Dataset records
■ ■ ■ ■ ■ ■ ■

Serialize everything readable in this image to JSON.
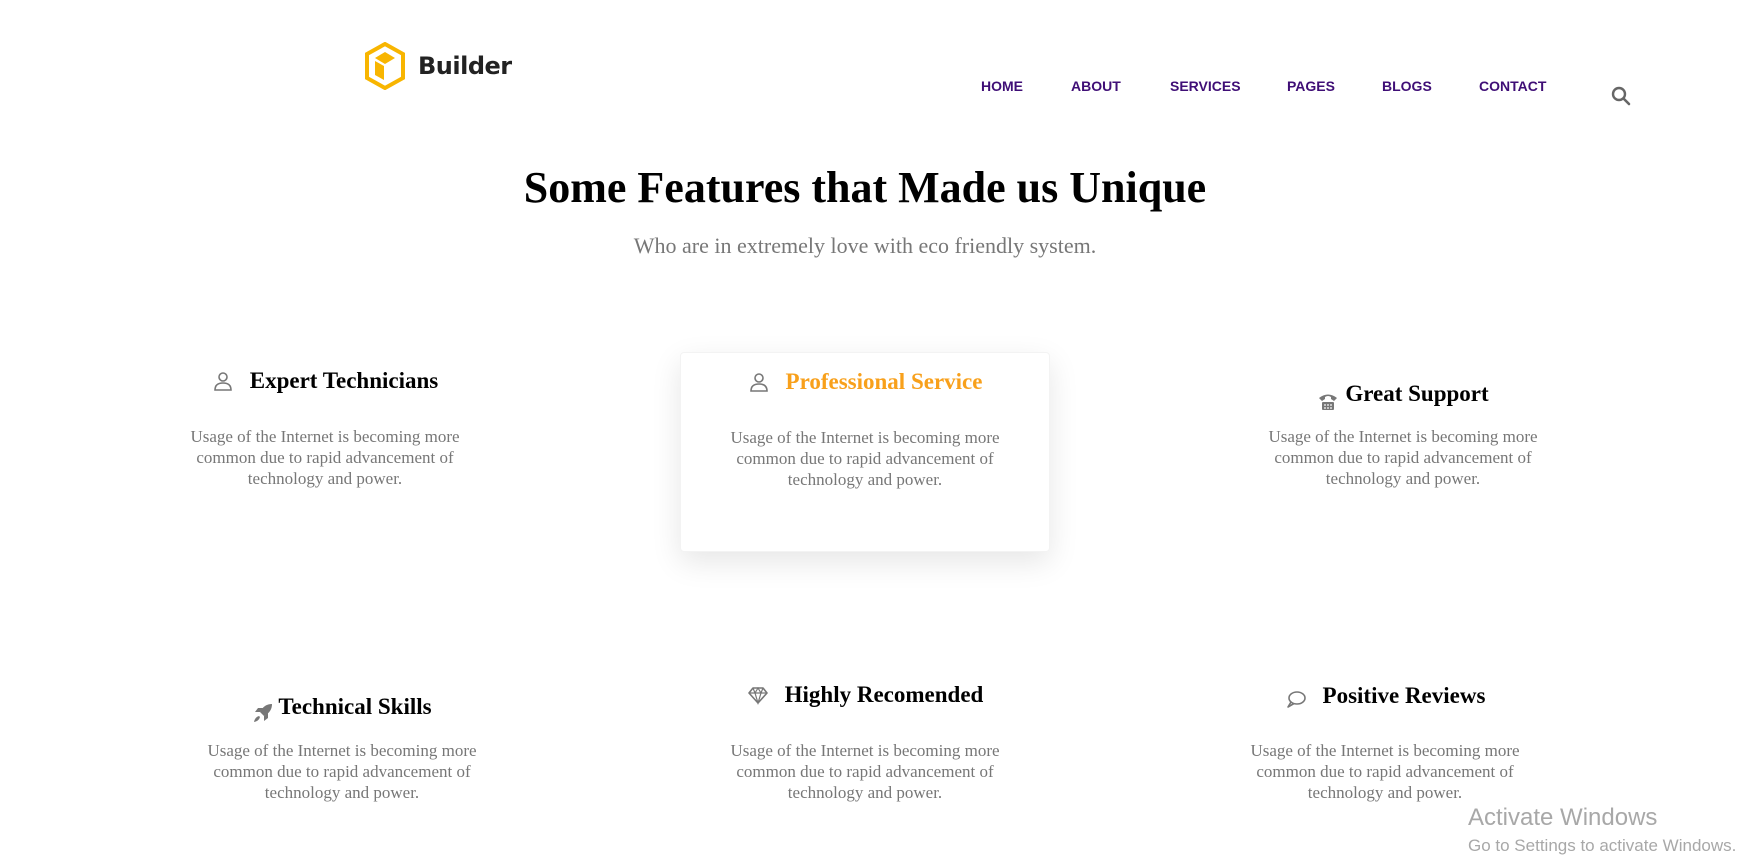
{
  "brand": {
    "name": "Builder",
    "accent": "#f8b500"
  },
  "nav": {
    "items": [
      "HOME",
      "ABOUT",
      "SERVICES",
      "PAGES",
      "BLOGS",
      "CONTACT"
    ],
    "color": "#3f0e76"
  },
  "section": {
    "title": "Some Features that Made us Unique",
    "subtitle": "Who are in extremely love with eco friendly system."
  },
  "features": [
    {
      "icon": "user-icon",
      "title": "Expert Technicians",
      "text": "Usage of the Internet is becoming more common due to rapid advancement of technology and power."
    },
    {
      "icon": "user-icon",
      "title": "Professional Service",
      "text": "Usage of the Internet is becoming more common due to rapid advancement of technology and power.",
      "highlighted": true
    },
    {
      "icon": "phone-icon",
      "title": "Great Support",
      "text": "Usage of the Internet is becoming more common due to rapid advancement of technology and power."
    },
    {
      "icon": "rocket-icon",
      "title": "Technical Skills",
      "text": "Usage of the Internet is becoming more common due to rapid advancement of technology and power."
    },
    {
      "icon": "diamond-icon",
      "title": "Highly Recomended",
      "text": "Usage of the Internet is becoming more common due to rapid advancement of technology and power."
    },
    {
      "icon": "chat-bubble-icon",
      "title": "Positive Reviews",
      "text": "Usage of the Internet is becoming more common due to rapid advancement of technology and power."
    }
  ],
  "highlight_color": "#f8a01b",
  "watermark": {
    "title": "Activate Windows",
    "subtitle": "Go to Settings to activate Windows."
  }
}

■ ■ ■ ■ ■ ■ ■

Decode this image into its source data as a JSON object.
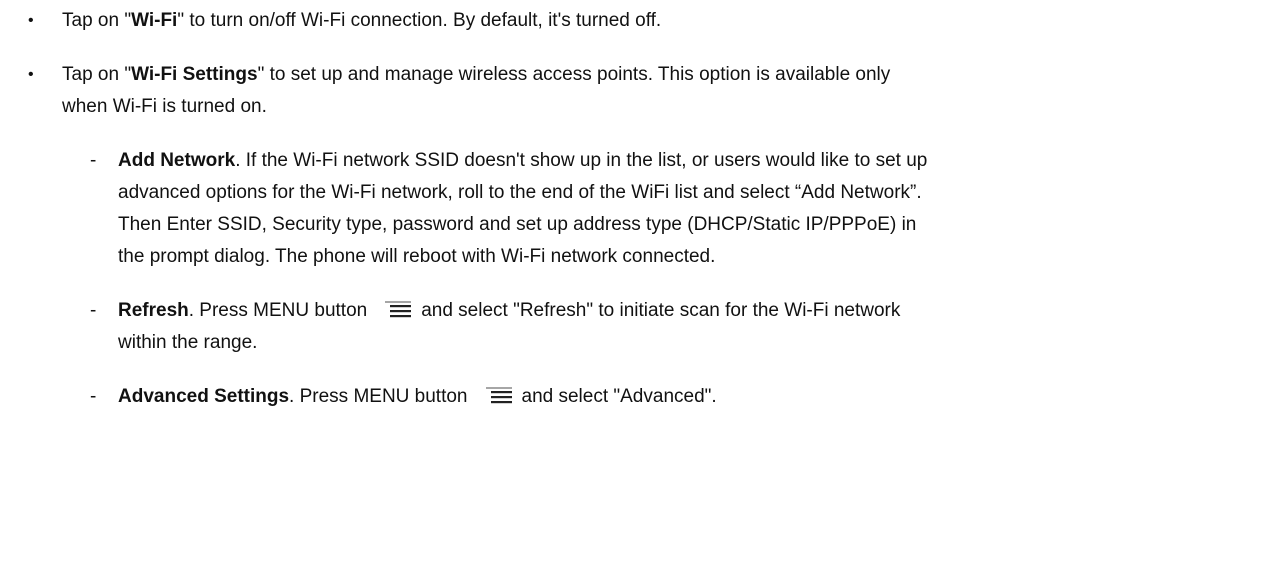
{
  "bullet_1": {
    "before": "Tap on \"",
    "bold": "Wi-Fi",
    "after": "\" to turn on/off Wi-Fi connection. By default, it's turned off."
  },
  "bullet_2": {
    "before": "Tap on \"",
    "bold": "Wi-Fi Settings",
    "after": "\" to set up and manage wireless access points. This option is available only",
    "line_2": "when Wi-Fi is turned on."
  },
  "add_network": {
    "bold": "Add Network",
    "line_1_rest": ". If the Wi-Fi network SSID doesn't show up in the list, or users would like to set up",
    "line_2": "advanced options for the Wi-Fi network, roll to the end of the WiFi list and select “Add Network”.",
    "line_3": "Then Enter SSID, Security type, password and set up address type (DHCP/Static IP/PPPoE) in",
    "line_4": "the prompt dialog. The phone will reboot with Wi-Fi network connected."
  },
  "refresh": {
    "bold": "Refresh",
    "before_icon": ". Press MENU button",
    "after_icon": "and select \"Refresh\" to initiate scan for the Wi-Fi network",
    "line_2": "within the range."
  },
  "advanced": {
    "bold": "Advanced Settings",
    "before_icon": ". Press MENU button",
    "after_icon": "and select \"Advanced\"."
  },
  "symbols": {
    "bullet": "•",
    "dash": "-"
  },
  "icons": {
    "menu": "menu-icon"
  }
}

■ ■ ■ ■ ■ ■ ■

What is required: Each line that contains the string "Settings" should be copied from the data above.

Task result:
    "subtitle": "Go to Settings to activate Windows."
    "bold": "Wi-Fi Settings",
    "bold": "Advanced Settings",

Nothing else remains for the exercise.